===== PROVIDED MATERIAL =====

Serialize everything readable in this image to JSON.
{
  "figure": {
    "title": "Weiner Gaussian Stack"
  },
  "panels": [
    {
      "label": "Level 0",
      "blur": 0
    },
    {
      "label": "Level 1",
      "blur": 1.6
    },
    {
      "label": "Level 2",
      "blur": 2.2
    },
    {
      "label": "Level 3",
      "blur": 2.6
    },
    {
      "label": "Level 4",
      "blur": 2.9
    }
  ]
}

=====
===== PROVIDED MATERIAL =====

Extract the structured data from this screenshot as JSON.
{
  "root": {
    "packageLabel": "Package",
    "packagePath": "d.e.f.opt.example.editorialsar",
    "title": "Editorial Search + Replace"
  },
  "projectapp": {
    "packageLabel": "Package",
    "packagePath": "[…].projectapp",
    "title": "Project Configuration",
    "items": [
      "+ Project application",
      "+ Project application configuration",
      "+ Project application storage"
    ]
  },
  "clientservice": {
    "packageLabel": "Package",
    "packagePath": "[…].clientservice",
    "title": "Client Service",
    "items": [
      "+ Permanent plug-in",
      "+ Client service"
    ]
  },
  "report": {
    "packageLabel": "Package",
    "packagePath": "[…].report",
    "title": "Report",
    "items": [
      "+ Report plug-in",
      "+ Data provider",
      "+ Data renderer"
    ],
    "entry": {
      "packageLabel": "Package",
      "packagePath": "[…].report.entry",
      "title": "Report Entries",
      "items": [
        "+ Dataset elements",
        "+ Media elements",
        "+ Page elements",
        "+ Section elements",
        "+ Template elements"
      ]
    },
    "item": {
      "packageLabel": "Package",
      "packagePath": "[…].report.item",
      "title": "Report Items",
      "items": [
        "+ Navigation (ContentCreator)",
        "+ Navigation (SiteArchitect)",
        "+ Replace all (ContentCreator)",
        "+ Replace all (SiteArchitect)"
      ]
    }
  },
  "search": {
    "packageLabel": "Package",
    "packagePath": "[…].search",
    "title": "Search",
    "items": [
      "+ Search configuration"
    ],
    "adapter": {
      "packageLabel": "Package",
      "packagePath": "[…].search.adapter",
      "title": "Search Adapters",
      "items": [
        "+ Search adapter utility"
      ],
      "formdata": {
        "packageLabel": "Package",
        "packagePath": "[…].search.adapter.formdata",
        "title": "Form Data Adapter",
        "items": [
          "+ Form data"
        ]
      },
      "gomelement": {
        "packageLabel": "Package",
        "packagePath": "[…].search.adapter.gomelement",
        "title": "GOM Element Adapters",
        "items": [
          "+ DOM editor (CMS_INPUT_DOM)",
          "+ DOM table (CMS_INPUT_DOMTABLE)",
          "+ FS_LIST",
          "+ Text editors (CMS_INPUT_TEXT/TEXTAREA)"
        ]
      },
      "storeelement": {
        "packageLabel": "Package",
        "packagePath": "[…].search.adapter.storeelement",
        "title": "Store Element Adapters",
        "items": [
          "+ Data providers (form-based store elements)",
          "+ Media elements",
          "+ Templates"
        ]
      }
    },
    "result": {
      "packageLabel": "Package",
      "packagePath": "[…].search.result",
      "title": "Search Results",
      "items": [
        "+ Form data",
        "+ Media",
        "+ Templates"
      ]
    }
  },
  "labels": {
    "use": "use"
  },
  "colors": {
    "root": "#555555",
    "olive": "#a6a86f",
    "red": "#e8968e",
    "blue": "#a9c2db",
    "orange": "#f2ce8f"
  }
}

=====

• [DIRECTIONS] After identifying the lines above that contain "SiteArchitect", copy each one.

• [YOUR RESPONSE]
        "+ Navigation (SiteArchitect)",
        "+ Replace all (SiteArchitect)"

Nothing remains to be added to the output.